In their paper published on the Australian Policy Online site, Robert and Charles Kenny make a strong case refuting some of the benefits that FTTH advocates claim and argue that subsidy isn't justified as the benefits aren't necessarily real.
I broadly agree with their arguments that fiber broadband isn't necessary for many of the applications often quoted as requiring extreme bandwidth, and that rushing to give taxpayers money to incumbent carriers to replace their copper with fiber access networks isn't warranted.
There are some oversights in their argument however.
One problem with current Internet access is the cost. With any scarce commodity it is common to use price as an exclusion to ration distribution and so it is with Internet bandwidth.

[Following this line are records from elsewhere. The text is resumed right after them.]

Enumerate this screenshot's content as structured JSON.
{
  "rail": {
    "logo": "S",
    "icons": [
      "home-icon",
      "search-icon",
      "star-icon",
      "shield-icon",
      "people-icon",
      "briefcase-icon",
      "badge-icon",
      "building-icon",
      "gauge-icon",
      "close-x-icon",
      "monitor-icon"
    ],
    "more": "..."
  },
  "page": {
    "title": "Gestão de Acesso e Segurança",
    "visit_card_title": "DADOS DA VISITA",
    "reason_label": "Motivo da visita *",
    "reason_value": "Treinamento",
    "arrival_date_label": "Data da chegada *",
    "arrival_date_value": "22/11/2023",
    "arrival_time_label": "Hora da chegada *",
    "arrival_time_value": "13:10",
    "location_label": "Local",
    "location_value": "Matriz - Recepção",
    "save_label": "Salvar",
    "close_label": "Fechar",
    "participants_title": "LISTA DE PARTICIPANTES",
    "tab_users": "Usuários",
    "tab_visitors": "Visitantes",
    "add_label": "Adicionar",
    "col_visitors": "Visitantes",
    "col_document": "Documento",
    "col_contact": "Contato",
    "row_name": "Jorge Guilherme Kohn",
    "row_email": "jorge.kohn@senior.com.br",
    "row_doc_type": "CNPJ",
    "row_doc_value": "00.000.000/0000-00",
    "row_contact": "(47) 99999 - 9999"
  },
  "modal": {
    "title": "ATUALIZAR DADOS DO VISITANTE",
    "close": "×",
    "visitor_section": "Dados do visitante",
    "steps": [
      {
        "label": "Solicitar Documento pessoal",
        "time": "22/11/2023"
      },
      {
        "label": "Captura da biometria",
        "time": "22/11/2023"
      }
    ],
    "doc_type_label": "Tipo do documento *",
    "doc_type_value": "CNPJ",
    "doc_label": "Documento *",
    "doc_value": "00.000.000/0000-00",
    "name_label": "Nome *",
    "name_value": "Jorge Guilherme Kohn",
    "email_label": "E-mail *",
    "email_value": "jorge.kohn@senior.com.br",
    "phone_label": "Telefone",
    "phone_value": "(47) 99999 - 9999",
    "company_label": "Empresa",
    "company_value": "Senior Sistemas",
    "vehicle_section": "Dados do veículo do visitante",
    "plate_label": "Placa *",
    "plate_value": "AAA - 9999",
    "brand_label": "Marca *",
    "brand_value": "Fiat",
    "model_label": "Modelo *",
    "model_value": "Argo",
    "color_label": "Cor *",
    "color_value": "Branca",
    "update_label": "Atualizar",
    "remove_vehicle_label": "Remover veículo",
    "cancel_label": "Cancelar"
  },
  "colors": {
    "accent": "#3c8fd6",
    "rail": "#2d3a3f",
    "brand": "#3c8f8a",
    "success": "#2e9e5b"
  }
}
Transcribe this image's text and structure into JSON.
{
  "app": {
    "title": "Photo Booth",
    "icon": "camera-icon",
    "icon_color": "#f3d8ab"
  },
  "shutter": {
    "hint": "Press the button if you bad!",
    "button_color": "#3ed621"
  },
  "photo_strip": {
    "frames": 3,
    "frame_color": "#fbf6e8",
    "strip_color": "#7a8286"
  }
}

BT's first attempt at a national IP network (Colossus) wasn't fit for purpose. It didn't scale to carry the bandwidth required by their centralised wholesale access network design. BT's response was to introduce punitive usage charges onto the ISPs who pass these on to their customers, for example in inclusive usage offers, caps, application traffic shaping and overusage fees.
BT's own retail consumer entry-level ADSL service includes 10GB usage allowance each month - this could be consumed in less than two minutes on a full-speed Gigabit connection. If FTTH was being implemented on a grand scale, the problems of the inadequate backbone infrastructure would be thrown into sharp relief.
The problem can't be solved by tinkering with bandwidth prices or including bigger allowances - the new backbone network needs to be engineered differently to cope with three-orders-of-magnitude bandwidth jumps and new applications at the access layer. I would suggest local/regional routing and multicast as two technologies that should be deployed for a start, content centric networks might be the ultimate solution.
The perception that bandwidth is scarce and so must be rationed, usage fees levied and applications restricted has to be dispelled so we can move on to the next level.
Unfortunately it is in the carriers' interests to keep the status quo - their usage charging has moved from being a simple rationing system to being a handy source of revenue, and they would seek to extend this by subverting net neutrality too, so they can charge even more when they can.
Dismissing FTTH as being unecessary or unwarranted means not only that the old copper access networks will be given a life extension, but so will the backbone networks that connect them, eventually leading to Britain looking like the last users of tallow candles in an LED lit world.